#### [Data for this exercise]
· · ·

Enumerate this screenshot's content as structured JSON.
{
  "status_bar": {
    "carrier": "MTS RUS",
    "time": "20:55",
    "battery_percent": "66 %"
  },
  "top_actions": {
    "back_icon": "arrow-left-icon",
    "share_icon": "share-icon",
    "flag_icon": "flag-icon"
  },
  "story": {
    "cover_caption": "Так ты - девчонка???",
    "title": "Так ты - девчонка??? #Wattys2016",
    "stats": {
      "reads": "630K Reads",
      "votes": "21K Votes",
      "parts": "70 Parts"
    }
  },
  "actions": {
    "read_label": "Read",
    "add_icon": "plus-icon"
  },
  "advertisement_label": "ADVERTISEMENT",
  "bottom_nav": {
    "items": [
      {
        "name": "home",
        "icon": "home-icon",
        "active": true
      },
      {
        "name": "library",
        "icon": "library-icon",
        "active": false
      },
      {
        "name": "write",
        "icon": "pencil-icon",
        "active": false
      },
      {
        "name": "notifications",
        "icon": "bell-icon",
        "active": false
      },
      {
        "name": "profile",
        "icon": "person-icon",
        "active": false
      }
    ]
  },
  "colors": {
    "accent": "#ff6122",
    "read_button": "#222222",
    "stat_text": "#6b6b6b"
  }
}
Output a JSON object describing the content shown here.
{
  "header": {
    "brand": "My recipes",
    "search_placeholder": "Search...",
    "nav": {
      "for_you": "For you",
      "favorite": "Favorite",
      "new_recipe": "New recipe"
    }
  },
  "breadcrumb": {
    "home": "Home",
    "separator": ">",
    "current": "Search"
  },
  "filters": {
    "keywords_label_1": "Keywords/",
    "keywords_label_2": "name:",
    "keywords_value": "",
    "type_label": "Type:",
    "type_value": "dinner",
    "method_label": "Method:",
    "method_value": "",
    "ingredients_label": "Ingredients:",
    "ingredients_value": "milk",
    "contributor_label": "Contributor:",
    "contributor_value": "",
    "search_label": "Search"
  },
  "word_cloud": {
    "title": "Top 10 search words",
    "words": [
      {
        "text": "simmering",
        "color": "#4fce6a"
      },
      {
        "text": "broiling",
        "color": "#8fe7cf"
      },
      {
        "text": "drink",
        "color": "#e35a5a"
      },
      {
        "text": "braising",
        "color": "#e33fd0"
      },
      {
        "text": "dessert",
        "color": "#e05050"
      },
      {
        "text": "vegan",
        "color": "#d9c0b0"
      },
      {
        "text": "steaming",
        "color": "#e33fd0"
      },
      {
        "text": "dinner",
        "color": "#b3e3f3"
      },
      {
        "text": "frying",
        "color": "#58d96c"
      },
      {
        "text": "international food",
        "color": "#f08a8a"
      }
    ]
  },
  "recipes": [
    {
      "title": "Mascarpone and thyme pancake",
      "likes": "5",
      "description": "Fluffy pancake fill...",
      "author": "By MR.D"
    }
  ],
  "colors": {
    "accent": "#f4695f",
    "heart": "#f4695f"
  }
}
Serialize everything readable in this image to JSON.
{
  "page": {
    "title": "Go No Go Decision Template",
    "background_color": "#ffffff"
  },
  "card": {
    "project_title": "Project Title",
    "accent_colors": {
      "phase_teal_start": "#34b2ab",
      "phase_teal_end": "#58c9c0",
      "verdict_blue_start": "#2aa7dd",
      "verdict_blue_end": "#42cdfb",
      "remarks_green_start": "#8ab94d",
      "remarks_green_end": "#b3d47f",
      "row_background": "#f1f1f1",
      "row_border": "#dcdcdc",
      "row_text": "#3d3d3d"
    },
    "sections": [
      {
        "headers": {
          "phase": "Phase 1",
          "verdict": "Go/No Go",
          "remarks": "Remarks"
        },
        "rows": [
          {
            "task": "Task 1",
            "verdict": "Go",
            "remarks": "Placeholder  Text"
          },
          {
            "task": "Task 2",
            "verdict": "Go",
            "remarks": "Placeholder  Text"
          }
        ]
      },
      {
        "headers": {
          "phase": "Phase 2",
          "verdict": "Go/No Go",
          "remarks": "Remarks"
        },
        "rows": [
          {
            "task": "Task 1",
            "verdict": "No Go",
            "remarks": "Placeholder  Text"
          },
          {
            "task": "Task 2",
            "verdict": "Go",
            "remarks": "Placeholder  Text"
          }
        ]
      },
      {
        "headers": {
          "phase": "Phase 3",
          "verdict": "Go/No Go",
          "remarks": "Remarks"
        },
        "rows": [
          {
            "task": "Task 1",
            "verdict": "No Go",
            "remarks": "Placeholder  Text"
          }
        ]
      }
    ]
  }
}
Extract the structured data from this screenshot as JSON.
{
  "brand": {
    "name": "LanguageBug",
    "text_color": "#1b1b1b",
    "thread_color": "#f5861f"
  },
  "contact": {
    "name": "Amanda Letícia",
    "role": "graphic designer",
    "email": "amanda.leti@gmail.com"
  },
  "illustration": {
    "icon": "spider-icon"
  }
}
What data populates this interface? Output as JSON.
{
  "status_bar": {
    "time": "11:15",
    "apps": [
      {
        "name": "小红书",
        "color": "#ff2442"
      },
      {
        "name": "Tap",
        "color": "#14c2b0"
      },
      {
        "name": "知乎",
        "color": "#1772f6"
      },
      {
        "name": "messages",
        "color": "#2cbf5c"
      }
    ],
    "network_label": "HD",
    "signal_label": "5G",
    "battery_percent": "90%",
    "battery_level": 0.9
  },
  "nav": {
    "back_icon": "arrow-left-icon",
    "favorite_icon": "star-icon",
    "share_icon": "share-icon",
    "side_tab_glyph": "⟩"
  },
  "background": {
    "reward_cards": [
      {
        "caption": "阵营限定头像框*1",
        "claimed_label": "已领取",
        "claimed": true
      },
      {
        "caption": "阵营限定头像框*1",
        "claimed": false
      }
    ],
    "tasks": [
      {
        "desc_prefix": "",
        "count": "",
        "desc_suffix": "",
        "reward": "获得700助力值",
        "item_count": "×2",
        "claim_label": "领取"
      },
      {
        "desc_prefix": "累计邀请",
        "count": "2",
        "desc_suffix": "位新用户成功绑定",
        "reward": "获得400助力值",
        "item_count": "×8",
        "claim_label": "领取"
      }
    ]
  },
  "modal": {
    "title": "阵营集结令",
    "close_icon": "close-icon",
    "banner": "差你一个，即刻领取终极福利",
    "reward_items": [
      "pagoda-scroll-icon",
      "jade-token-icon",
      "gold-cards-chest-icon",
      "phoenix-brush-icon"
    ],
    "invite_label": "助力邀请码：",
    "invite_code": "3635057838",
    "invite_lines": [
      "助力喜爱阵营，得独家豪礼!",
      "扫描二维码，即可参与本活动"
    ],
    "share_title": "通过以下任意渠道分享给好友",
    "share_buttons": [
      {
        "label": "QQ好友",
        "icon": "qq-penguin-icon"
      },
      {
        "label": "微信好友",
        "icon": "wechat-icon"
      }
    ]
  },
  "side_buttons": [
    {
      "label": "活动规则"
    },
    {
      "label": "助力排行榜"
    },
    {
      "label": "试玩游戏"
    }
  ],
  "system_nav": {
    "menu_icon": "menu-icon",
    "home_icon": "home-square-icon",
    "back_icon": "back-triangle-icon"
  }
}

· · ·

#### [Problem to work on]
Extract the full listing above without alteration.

#### [Solved exercise]
Enumerate this screenshot's content as structured JSON.
{
  "status_bar": {
    "carrier": "MTS RUS",
    "time": "20:55",
    "battery_percent": "66 %"
  },
  "top_actions": {
    "back_icon": "arrow-left-icon",
    "share_icon": "share-icon",
    "flag_icon": "flag-icon"
  },
  "story": {
    "cover_caption": "Так ты - девчонка???",
    "title": "Так ты - девчонка??? #Wattys2016",
    "stats": {
      "reads": "630K Reads",
      "votes": "21K Votes",
      "parts": "70 Parts"
    }
  },
  "actions": {
    "read_label": "Read",
    "add_icon": "plus-icon"
  },
  "advertisement_label": "ADVERTISEMENT",
  "bottom_nav": {
    "items": [
      {
        "name": "home",
        "icon": "home-icon",
        "active": true
      },
      {
        "name": "library",
        "icon": "library-icon",
        "active": false
      },
      {
        "name": "write",
        "icon": "pencil-icon",
        "active": false
      },
      {
        "name": "notifications",
        "icon": "bell-icon",
        "active": false
      },
      {
        "name": "profile",
        "icon": "person-icon",
        "active": false
      }
    ]
  },
  "colors": {
    "accent": "#ff6122",
    "read_button": "#222222",
    "stat_text": "#6b6b6b"
  }
}
Output a JSON object describing the content shown here.
{
  "header": {
    "brand": "My recipes",
    "search_placeholder": "Search...",
    "nav": {
      "for_you": "For you",
      "favorite": "Favorite",
      "new_recipe": "New recipe"
    }
  },
  "breadcrumb": {
    "home": "Home",
    "separator": ">",
    "current": "Search"
  },
  "filters": {
    "keywords_label_1": "Keywords/",
    "keywords_label_2": "name:",
    "keywords_value": "",
    "type_label": "Type:",
    "type_value": "dinner",
    "method_label": "Method:",
    "method_value": "",
    "ingredients_label": "Ingredients:",
    "ingredients_value": "milk",
    "contributor_label": "Contributor:",
    "contributor_value": "",
    "search_label": "Search"
  },
  "word_cloud": {
    "title": "Top 10 search words",
    "words": [
      {
        "text": "simmering",
        "color": "#4fce6a"
      },
      {
        "text": "broiling",
        "color": "#8fe7cf"
      },
      {
        "text": "drink",
        "color": "#e35a5a"
      },
      {
        "text": "braising",
        "color": "#e33fd0"
      },
      {
        "text": "dessert",
        "color": "#e05050"
      },
      {
        "text": "vegan",
        "color": "#d9c0b0"
      },
      {
        "text": "steaming",
        "color": "#e33fd0"
      },
      {
        "text": "dinner",
        "color": "#b3e3f3"
      },
      {
        "text": "frying",
        "color": "#58d96c"
      },
      {
        "text": "international food",
        "color": "#f08a8a"
      }
    ]
  },
  "recipes": [
    {
      "title": "Mascarpone and thyme pancake",
      "likes": "5",
      "description": "Fluffy pancake fill...",
      "author": "By MR.D"
    }
  ],
  "colors": {
    "accent": "#f4695f",
    "heart": "#f4695f"
  }
}
Serialize everything readable in this image to JSON.
{
  "page": {
    "title": "Go No Go Decision Template",
    "background_color": "#ffffff"
  },
  "card": {
    "project_title": "Project Title",
    "accent_colors": {
      "phase_teal_start": "#34b2ab",
      "phase_teal_end": "#58c9c0",
      "verdict_blue_start": "#2aa7dd",
      "verdict_blue_end": "#42cdfb",
      "remarks_green_start": "#8ab94d",
      "remarks_green_end": "#b3d47f",
      "row_background": "#f1f1f1",
      "row_border": "#dcdcdc",
      "row_text": "#3d3d3d"
    },
    "sections": [
      {
        "headers": {
          "phase": "Phase 1",
          "verdict": "Go/No Go",
          "remarks": "Remarks"
        },
        "rows": [
          {
            "task": "Task 1",
            "verdict": "Go",
            "remarks": "Placeholder  Text"
          },
          {
            "task": "Task 2",
            "verdict": "Go",
            "remarks": "Placeholder  Text"
          }
        ]
      },
      {
        "headers": {
          "phase": "Phase 2",
          "verdict": "Go/No Go",
          "remarks": "Remarks"
        },
        "rows": [
          {
            "task": "Task 1",
            "verdict": "No Go",
            "remarks": "Placeholder  Text"
          },
          {
            "task": "Task 2",
            "verdict": "Go",
            "remarks": "Placeholder  Text"
          }
        ]
      },
      {
        "headers": {
          "phase": "Phase 3",
          "verdict": "Go/No Go",
          "remarks": "Remarks"
        },
        "rows": [
          {
            "task": "Task 1",
            "verdict": "No Go",
            "remarks": "Placeholder  Text"
          }
        ]
      }
    ]
  }
}
Extract the structured data from this screenshot as JSON.
{
  "brand": {
    "name": "LanguageBug",
    "text_color": "#1b1b1b",
    "thread_color": "#f5861f"
  },
  "contact": {
    "name": "Amanda Letícia",
    "role": "graphic designer",
    "email": "amanda.leti@gmail.com"
  },
  "illustration": {
    "icon": "spider-icon"
  }
}
What data populates this interface? Output as JSON.
{
  "status_bar": {
    "time": "11:15",
    "apps": [
      {
        "name": "小红书",
        "color": "#ff2442"
      },
      {
        "name": "Tap",
        "color": "#14c2b0"
      },
      {
        "name": "知乎",
        "color": "#1772f6"
      },
      {
        "name": "messages",
        "color": "#2cbf5c"
      }
    ],
    "network_label": "HD",
    "signal_label": "5G",
    "battery_percent": "90%",
    "battery_level": 0.9
  },
  "nav": {
    "back_icon": "arrow-left-icon",
    "favorite_icon": "star-icon",
    "share_icon": "share-icon",
    "side_tab_glyph": "⟩"
  },
  "background": {
    "reward_cards": [
      {
        "caption": "阵营限定头像框*1",
        "claimed_label": "已领取",
        "claimed": true
      },
      {
        "caption": "阵营限定头像框*1",
        "claimed": false
      }
    ],
    "tasks": [
      {
        "desc_prefix": "",
        "count": "",
        "desc_suffix": "",
        "reward": "获得700助力值",
        "item_count": "×2",
        "claim_label": "领取"
      },
      {
        "desc_prefix": "累计邀请",
        "count": "2",
        "desc_suffix": "位新用户成功绑定",
        "reward": "获得400助力值",
        "item_count": "×8",
        "claim_label": "领取"
      }
    ]
  },
  "modal": {
    "title": "阵营集结令",
    "close_icon": "close-icon",
    "banner": "差你一个，即刻领取终极福利",
    "reward_items": [
      "pagoda-scroll-icon",
      "jade-token-icon",
      "gold-cards-chest-icon",
      "phoenix-brush-icon"
    ],
    "invite_label": "助力邀请码：",
    "invite_code": "3635057838",
    "invite_lines": [
      "助力喜爱阵营，得独家豪礼!",
      "扫描二维码，即可参与本活动"
    ],
    "share_title": "通过以下任意渠道分享给好友",
    "share_buttons": [
      {
        "label": "QQ好友",
        "icon": "qq-penguin-icon"
      },
      {
        "label": "微信好友",
        "icon": "wechat-icon"
      }
    ]
  },
  "side_buttons": [
    {
      "label": "活动规则"
    },
    {
      "label": "助力排行榜"
    },
    {
      "label": "试玩游戏"
    }
  ],
  "system_nav": {
    "menu_icon": "menu-icon",
    "home_icon": "home-square-icon",
    "back_icon": "back-triangle-icon"
  }
}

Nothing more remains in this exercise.